Soldiers on Stage
First of all, who knew that there were theatre companies on US Army bases? Who knew they had annual one-act play and full-length play competitions? Who knew that working as a mentor to the directors of those plays existed as a job?
My supervisor, Jim Sohre, recently retired as Chief, Entertainment (Music and Theatre) Program, U.S. Army Europe, created the Mentoring Program in 1995: “I started the concept when we got actor, director (and personality!) Charles Nelson Reilly here to judge our Army Europe One Act Play Festival in Heidelberg. He not only critiqued, he got right up on stage and re-worked scenes with the groups. So it was more a working Masters Class.”
I began working as a Mentor Director for the same Festival. This involved traveling from base-to-base throughout Germany, The Netherlands, Belgium, Turkey and Northern Italy. There are about 20 bases that participate in the annual competition; I visited 14 of them. As Jim explains, “Well, first, by bringing in mentors/judges from the US we are able to get top notch industry professionals who can provide contemporary input and training that is not available here in the English language.”
Each base I visited has a theatre company that regularly presents plays and musicals for the residents of the base. These companies include not only soldiers, but their families, other military personnel, non-military base workers, etc. Since the funding for the theatre companies and their facilities is at the discretion of the base commander, they operate under wildly different conditions. In Stuttgart, you have an entire performing arts complex with theatres, rehearsal spaces, everything state-of-the-art; in Grafenwoehr, plays are presented in a corner of a former basketball court using only clip lights and a boom box for tech. Still, it is remarkable what they are able to produce.
Each afternoon, I would arrive at a base and get settled in Army housing. In the evening, I attended rehearsals of the play that group was planning to present during the Competition coming up in a few weeks in Heidelberg. It is there that representatives from all of the bases come together to share their work and compete for prizes. As an Adjudicator of the Competition, I would see about 20 different productions over 2 days. The collegiality of the “competitors” was inspiring; they cheered for each other’s productions.
Some of the directors had never directed a play before; others had some small experience; an occasional few had directed professionally in the States or elsewhere. I watched rehearsals and tried to help the directors in the very specific way they desired. In some cases I met with the actors and ran some scenes offering suggestions on staging, character development, design elements, etc. Sometimes, I just met privately with the director to discuss what I had seen. I was not trying to impose my aesthetic on their vastly different working methods or tell them how I would do it. I asked them what they wanted to know about what I had seen and we took it from there.
I was incredibly moved by the desire of these individuals to commit to doing theatre in such a strange and fraught atmosphere. We were in the midst of two wars, Iraq and Afghanistan, and soldiers were being deployed to both places regularly. When they were not in training or preparing to depart, some of them found the theatre; those who did were fiercely committed to it and determined to be the best actors (or directors or designers or technicians) they could.

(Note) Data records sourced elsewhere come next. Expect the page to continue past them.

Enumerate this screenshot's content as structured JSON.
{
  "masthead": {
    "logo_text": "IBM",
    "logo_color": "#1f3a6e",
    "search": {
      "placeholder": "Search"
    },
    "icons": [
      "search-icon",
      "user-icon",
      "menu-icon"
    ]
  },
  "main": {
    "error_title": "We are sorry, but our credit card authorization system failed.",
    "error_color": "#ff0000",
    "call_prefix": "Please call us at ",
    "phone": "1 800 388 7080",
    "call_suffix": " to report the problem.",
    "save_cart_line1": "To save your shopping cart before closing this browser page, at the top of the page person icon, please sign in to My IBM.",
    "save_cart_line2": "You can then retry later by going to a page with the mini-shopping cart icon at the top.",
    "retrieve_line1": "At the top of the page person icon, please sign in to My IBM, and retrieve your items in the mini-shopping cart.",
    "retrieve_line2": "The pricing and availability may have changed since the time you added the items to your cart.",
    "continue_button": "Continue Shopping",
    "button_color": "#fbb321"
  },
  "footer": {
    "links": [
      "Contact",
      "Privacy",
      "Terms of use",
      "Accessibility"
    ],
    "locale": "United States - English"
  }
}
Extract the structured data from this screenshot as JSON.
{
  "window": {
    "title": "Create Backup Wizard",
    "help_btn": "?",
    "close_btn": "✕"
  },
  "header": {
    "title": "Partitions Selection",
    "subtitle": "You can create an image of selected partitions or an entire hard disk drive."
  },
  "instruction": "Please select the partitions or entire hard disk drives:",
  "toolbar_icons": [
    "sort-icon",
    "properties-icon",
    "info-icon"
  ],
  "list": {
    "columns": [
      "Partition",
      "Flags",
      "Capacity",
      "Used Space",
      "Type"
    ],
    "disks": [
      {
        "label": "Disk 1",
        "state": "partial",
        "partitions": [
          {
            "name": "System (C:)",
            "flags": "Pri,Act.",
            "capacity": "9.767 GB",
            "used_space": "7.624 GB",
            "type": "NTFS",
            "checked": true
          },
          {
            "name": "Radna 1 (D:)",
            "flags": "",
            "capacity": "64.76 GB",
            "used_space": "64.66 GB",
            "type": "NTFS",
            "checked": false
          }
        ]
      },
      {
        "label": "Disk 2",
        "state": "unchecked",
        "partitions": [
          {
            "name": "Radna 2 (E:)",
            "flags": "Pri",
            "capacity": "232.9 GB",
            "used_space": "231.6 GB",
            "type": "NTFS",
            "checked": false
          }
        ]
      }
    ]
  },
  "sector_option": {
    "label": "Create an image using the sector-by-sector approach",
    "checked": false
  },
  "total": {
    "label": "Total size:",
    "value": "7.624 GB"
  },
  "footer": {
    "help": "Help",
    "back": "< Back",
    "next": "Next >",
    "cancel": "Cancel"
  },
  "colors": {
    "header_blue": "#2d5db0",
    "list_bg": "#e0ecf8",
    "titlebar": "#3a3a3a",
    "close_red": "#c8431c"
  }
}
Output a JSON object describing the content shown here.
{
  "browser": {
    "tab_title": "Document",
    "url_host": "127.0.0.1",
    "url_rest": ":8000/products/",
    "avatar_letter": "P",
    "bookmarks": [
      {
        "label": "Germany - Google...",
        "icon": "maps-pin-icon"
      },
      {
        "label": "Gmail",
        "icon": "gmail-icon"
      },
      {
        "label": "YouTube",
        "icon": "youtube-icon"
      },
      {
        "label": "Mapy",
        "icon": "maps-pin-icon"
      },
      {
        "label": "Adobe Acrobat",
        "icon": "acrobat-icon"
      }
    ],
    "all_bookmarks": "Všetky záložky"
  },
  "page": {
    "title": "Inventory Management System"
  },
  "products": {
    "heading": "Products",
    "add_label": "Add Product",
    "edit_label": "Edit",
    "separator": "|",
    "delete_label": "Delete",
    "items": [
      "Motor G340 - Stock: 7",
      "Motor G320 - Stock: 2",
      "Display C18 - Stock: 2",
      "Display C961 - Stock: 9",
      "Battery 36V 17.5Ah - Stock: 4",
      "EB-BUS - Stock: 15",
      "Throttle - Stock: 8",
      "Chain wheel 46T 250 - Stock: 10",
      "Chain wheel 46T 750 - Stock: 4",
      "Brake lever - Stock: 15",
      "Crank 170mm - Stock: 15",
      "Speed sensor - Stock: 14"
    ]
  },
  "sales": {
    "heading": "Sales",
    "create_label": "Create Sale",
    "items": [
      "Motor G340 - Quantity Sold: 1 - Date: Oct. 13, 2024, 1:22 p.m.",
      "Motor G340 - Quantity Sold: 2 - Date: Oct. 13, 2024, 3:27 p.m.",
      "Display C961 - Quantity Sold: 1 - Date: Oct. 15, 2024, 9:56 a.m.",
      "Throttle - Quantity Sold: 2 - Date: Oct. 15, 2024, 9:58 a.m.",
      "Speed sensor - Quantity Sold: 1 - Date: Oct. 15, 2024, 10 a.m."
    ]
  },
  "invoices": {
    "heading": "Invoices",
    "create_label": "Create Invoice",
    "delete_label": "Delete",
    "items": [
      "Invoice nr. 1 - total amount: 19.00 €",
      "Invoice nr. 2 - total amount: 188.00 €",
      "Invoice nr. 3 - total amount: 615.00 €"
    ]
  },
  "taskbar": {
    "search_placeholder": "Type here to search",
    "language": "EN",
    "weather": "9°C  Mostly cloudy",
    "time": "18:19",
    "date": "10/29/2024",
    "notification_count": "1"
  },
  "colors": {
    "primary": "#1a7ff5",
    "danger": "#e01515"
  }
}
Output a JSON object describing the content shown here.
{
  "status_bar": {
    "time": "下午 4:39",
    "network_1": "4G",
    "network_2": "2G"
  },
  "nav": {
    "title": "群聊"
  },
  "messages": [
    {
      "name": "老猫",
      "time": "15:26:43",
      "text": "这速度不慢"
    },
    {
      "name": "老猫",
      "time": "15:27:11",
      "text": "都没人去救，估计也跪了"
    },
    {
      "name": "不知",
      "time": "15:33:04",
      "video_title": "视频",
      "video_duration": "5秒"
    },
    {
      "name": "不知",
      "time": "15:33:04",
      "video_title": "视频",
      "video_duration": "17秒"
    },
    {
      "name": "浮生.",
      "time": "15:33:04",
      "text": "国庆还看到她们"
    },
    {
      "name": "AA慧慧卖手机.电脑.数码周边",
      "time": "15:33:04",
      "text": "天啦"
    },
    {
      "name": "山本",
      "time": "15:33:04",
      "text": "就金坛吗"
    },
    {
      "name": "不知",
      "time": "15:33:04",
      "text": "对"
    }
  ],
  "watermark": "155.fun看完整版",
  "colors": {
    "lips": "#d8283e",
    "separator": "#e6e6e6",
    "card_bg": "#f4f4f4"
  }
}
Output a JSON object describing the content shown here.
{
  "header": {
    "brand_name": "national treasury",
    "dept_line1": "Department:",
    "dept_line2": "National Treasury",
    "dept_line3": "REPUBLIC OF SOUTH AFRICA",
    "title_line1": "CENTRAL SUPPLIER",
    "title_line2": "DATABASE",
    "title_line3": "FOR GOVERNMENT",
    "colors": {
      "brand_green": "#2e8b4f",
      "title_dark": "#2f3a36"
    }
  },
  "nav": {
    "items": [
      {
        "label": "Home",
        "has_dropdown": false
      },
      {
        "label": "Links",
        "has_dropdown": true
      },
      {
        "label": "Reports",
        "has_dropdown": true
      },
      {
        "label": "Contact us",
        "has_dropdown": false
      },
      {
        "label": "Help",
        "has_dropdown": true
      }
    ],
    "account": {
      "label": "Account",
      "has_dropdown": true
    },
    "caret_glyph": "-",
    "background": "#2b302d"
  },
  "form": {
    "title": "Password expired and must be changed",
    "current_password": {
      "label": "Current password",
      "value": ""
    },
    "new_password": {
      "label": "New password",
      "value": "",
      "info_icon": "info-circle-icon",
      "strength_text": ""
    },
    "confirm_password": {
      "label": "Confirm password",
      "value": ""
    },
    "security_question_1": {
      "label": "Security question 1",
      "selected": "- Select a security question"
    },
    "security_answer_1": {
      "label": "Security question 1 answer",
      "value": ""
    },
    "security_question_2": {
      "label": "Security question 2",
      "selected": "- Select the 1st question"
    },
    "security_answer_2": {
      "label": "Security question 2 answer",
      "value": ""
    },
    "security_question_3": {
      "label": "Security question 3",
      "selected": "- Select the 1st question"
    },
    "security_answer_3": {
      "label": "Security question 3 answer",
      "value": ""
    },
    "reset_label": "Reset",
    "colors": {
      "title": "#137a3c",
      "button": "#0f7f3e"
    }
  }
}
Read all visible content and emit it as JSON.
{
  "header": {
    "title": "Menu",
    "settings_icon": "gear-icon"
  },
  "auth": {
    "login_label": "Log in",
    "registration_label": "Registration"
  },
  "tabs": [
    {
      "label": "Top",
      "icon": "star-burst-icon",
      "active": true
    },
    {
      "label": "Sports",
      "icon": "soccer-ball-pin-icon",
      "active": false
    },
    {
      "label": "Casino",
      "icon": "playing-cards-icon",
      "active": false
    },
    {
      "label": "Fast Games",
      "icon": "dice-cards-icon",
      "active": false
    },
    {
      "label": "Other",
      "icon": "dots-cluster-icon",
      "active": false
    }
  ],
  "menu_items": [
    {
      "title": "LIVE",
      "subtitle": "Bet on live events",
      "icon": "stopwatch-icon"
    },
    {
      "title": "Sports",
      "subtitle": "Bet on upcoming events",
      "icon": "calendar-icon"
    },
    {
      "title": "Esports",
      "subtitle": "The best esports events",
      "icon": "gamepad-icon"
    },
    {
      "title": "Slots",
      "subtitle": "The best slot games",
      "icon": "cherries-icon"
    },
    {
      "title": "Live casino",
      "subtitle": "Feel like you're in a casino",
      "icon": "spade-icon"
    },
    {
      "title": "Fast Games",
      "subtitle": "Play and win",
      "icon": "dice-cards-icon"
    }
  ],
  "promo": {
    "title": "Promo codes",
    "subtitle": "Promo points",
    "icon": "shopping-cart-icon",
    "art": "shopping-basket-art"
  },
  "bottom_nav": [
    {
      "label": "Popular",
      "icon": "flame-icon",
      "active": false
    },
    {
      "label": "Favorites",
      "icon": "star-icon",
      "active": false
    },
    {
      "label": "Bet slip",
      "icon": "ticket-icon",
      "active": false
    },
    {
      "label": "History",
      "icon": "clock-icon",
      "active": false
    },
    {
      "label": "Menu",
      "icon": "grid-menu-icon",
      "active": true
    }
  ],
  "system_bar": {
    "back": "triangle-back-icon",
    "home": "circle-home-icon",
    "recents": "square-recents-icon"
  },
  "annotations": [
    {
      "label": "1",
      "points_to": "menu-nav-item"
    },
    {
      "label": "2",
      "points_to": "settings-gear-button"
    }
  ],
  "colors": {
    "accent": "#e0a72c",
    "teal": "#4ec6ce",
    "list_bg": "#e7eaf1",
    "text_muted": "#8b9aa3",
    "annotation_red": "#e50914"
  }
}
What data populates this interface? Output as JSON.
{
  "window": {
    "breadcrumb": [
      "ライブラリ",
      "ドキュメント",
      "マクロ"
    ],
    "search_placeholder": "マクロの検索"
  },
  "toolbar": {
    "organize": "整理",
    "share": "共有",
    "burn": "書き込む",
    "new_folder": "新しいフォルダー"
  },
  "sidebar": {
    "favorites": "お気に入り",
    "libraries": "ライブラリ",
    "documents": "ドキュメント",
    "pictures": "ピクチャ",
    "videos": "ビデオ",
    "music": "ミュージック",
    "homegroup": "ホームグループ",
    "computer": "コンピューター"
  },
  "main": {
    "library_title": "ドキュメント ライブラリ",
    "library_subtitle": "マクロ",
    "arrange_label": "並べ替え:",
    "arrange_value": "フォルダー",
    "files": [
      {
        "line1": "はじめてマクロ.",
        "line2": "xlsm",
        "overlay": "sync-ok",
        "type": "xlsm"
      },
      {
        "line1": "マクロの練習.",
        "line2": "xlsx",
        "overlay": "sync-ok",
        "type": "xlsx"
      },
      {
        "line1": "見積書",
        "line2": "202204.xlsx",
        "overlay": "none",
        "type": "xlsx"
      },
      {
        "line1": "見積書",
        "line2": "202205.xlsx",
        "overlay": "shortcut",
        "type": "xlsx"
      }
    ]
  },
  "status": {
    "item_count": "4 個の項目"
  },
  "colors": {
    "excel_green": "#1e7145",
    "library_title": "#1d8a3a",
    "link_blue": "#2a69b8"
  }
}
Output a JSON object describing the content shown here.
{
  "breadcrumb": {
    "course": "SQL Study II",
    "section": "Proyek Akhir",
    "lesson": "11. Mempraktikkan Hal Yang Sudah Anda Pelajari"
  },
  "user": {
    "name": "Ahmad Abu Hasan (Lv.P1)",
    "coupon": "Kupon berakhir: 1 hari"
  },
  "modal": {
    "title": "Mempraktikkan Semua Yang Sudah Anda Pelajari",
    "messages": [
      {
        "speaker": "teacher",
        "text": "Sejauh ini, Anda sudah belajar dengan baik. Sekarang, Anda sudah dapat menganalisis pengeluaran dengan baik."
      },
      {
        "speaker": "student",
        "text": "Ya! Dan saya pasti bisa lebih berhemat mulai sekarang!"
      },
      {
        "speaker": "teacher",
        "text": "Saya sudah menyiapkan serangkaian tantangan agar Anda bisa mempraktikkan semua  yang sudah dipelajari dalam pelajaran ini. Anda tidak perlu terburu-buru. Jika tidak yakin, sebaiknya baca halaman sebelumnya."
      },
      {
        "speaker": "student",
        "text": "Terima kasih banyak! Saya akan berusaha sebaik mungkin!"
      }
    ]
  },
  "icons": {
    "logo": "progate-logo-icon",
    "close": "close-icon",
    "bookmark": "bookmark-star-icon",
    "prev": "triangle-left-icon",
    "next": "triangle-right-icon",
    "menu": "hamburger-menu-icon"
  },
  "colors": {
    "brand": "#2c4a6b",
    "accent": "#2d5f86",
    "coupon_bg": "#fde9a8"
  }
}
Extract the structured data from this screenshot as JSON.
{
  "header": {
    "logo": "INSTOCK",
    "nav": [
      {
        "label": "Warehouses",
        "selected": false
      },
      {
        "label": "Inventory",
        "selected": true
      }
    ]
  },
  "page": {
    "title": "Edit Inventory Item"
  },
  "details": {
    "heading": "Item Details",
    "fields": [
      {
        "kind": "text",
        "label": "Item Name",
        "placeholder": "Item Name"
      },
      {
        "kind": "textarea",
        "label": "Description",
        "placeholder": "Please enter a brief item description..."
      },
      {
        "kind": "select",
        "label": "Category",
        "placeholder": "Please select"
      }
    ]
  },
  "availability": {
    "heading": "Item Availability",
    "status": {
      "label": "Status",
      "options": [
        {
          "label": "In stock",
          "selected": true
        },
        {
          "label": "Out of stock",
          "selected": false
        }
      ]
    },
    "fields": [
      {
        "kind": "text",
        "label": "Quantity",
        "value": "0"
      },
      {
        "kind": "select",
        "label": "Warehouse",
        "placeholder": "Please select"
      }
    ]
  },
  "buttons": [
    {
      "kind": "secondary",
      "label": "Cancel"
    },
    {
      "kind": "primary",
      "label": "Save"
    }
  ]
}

Jim Sohre had the right idea: if you bring them a taste of professional quality, they will take themselves more seriously, express themselves more openly and create a more cohesive community.
What kinds of plays do they perform on Army bases? Is there censorship? I was pleased to experience a wide range of styles and subjects being covered in the various pieces I saw. For one-acts, it ranged from Christopher Durang to David Ives to Williams and Chekhov to original plays, and some short musicals. Full length plays in a different competition in the Spring had much bigger musical productions, kids shows, serious American dramas and Shakespeare. Since shows are presented for a family audience, you didn’t see too much Mamet or Ravenhill, and you didn’t see anything overtly anti-American or anti-military (although one group did attempt A Few Good Men.)
My conversations with soldiers involved in the theatre companies were illuminating. I learned from one soldier who acted in plays with his 8-year-old son, that he found the experience an excellent way to stay in communication with his children when he couldn’t explain where he had just come from and what had happened during his deployment. They could “play” together which many families found therapeutic. One soldier told me how he could channel his emotions into a play he was working on so he wouldn’t have to take the intense feelings home.
I met one extraordinary man who had been deployed several times to Iraq. He had been blown up by roadside bombs three times, and survived. Each time he came back to Germany, to the US Army base where he lived, he returned to the theatre company on base. He wasn’t an actor; he enjoyed working on the sets, building things, doing everything backstage. But he said, it was like coming back to a family, and he felt useful.
The friendships I made with the directors, the soldiers, base commanders and others gave me a fresh perspective on what it means to be in the US Army and also how important the arts are for allowing us to express ourselves in a creative way. So much of the fighting of wars is about destruction, not creation. It was illuminating to see how essential it is for us to explore creative expression and how it can lift a community constantly faced with family members coming back debilitated physically or emotionally or both.